With a nostalgic grin on his face, Robinson told guest Hardball host Michael Smerconish about the time he met the "quick-witted" anti-American. "He came to the Washington Post and there were several of us waiting to greet him," the liberal journalist giddily recounted. Robinson continued, "I didn't know if he spoke English at the time, so I introduced myself to him in Spanish when he got to me in the line, and he shook my hand and looked up at me and kind of grinned and said, 'hello, my name is Hu.'"
It's true that Robinson did point out, "The Venezuelan economy suffered greatly. Freedom of the press suffered greatly under Hugo Chavez." But he spent most of his TV time fondly reminiscing.
Additionally, what does it say about MSNBC that Robinson, an extreme liberal, was the first person the network goes to for reaction to Chavez's death?

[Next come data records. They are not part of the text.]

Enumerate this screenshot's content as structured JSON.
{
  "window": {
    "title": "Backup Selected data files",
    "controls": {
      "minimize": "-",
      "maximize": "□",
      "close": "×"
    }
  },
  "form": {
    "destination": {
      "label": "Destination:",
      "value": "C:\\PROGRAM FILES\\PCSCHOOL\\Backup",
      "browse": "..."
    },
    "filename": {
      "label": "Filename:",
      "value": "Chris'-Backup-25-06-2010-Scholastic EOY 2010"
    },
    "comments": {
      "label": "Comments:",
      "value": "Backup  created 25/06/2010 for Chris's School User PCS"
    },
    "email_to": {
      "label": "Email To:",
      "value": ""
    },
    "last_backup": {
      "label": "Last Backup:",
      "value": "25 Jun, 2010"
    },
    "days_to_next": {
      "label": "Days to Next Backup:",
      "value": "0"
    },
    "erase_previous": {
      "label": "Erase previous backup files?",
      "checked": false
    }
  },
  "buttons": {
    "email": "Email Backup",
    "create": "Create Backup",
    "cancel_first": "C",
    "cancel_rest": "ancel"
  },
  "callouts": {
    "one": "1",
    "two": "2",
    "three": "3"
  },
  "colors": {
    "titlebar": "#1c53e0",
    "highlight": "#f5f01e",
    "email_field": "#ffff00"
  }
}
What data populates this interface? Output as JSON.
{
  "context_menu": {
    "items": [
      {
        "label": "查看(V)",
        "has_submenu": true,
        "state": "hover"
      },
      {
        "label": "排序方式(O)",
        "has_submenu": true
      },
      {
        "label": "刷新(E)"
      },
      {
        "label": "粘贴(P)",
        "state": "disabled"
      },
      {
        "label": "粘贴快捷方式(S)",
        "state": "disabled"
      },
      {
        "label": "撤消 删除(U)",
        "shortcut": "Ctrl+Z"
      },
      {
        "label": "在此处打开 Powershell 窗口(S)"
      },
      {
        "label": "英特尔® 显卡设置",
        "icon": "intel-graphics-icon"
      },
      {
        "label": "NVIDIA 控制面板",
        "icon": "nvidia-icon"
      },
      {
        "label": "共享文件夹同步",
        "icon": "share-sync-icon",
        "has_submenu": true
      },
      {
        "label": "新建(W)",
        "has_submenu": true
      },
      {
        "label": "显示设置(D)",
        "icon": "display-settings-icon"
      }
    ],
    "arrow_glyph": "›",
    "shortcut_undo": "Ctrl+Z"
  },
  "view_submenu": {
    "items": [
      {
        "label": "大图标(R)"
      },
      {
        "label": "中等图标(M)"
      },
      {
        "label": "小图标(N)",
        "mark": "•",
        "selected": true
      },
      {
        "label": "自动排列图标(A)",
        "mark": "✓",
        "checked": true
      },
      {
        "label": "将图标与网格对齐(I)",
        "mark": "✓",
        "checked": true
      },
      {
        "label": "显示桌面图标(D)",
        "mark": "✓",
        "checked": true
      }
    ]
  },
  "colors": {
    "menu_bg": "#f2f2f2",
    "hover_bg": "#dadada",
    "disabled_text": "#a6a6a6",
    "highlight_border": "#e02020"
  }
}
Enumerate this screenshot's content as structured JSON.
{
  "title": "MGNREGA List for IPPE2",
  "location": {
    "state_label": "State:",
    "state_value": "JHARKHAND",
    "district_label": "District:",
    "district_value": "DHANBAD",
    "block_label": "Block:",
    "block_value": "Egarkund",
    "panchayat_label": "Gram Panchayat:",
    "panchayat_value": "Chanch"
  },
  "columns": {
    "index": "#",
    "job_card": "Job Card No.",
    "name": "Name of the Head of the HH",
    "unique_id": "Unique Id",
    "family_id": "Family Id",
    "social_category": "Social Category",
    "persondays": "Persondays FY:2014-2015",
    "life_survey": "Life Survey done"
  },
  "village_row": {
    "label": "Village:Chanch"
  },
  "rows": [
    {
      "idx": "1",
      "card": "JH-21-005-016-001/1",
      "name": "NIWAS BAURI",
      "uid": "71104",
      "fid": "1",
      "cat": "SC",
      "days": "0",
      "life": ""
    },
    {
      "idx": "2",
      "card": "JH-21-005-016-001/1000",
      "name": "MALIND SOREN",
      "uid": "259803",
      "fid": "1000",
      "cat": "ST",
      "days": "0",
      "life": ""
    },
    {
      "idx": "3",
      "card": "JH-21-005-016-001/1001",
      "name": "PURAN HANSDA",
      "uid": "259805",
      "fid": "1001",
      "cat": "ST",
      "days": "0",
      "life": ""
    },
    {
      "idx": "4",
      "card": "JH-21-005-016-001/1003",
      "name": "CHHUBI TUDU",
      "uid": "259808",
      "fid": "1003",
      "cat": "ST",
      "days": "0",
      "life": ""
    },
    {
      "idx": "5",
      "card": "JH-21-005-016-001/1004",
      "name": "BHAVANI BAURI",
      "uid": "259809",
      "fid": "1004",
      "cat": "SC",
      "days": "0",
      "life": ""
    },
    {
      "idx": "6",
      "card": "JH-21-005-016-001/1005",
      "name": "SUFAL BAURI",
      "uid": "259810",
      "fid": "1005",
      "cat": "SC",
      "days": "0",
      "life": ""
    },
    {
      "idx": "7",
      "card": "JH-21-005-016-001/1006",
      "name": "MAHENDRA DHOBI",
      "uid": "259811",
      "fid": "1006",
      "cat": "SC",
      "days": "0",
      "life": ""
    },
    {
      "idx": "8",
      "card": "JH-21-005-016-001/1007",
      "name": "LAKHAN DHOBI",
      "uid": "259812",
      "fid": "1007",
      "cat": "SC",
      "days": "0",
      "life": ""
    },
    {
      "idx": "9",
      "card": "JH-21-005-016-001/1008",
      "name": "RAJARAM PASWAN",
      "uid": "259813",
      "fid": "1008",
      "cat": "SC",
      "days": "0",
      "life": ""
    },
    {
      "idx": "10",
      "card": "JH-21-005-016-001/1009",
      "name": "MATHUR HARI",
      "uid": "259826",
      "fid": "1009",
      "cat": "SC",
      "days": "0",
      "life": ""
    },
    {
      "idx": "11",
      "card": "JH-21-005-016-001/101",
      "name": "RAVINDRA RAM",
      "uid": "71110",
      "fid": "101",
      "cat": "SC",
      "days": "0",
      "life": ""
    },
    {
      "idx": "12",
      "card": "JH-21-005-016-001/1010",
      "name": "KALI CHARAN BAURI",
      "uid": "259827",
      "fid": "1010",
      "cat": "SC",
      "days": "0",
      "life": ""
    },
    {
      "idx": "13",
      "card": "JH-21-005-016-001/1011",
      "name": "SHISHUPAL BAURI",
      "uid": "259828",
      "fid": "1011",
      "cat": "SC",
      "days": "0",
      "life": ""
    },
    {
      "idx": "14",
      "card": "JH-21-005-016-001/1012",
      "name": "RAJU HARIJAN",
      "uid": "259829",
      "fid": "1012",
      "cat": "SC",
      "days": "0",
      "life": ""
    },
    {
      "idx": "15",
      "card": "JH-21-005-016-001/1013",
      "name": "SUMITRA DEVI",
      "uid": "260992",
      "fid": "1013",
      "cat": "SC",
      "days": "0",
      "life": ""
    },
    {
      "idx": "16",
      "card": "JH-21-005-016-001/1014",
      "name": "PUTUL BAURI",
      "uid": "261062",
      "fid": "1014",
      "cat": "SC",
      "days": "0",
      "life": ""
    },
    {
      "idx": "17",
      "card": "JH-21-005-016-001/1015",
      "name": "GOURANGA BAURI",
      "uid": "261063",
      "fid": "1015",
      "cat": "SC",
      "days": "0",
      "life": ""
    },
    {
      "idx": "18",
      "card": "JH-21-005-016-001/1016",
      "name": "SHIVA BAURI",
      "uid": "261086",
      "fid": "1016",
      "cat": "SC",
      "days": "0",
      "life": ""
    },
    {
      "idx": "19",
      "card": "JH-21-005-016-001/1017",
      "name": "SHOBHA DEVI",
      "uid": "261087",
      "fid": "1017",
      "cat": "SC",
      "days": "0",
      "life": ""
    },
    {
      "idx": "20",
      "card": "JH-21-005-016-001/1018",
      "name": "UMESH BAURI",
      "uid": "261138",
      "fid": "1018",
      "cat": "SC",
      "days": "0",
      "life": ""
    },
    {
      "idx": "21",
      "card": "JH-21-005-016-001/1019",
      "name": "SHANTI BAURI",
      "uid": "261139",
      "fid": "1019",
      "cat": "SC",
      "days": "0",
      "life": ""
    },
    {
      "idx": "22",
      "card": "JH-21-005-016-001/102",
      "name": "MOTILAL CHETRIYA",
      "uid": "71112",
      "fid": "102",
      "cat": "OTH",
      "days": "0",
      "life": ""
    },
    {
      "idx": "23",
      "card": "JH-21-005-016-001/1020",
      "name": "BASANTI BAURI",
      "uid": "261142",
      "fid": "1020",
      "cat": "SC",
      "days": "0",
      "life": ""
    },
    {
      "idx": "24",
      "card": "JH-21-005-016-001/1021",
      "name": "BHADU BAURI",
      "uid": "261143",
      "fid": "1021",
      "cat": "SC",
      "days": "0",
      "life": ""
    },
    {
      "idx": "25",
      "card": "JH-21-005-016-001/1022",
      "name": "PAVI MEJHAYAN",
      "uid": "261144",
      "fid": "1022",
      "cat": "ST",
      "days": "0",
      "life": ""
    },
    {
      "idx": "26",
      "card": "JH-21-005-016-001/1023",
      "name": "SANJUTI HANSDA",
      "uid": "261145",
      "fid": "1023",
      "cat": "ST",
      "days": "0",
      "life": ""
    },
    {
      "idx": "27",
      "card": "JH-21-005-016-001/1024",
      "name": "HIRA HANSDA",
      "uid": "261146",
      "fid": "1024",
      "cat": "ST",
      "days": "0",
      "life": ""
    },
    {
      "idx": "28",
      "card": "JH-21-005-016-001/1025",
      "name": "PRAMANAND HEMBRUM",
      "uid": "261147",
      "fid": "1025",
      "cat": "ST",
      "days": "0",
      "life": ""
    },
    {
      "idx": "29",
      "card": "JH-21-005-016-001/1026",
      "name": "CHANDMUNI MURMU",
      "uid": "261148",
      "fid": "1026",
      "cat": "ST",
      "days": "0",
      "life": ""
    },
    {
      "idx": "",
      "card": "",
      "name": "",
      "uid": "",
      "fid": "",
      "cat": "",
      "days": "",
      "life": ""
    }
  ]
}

A transcript of the March 5 segment, which aired at 5:01pm EST, follows:
EUGENE ROBINSON: This is a very big story, actually. Hugo Chavez was a fascinating character who first tried to stage a coup to take power in Venezuela. That didn't work. He was in the wilderness for several years. He came back, he ran for president, and he became an ally of the Castro brothers in Cuba and sort of formed this new leftist axis in South America that's had a lot of influence over the last decade in countries like Bolivia and countries like Ecuador and provided kind of another pole, another sort of not great power but moderate power pole to the counteract the weight of the United States in Latin America.
MICHAEL SMERCONISH: And, Eugene, he was just re-elected this past October, correct?
ROBINSON: Yeah. He was just re-elected. The thing about Chavez that a lot of people in this country didn't understand was that he had genuine popular support in the country, in a divided country, despite a number of his policy that we would consider, because they are, anti-democratic. Because of his, in spite of his economic philosophy which was a kind of very personalized socialism. The Venezuelan economy suffered greatly. Freedom of the press suffered greatly under Hugo Chavez, but he provided services for the poor with a lot of Cuban assistance. He provided medical attention that the poor of Venezuela hadn't received before, and, and, frankly, it was the first time in many decades that a leader had paid that kind of attention to the poor majority in Venezuela, and he was very popular. He would have gone on being re-elected, I'm confident, as long as he lived.
SMERCONISH: What, if anything, surprised you in meeting him? To the rest of us we have only seen him on television. But when you're up close and personal, or you were with Chavez, what surprised Eugene Robinson?
ROBINSON: He's very quick-witted. He-- It was a visit he made to Washington shortly after he became president, and I remember he came to the Washington Post and there were several of us waiting to greet him. He– I didn't know if he spoke English at the time, so I introduced myself to him in Spanish when he got to me in the line, and he shook my hand and looked up at me and kind of grinned and said, "hello, my name is Hu." It just kind of cracked everybody up. He was very loose and quick in that way. He had this odd television show that he did. This was, of course, before he fell ill, but he would do a television show for hours every week. I believe it was on Sunday nights called "Hello Presidente" Hello Mr. President. And it was this stream of consciousness kind of talk show where he would sing and he would just kind of rant for a while and he would joke. He would answer callers. It was just a very kind of odd and idiosyncratic way for the leader of a, you know, an important oil-producing country to act, but that was Hugo Chavez.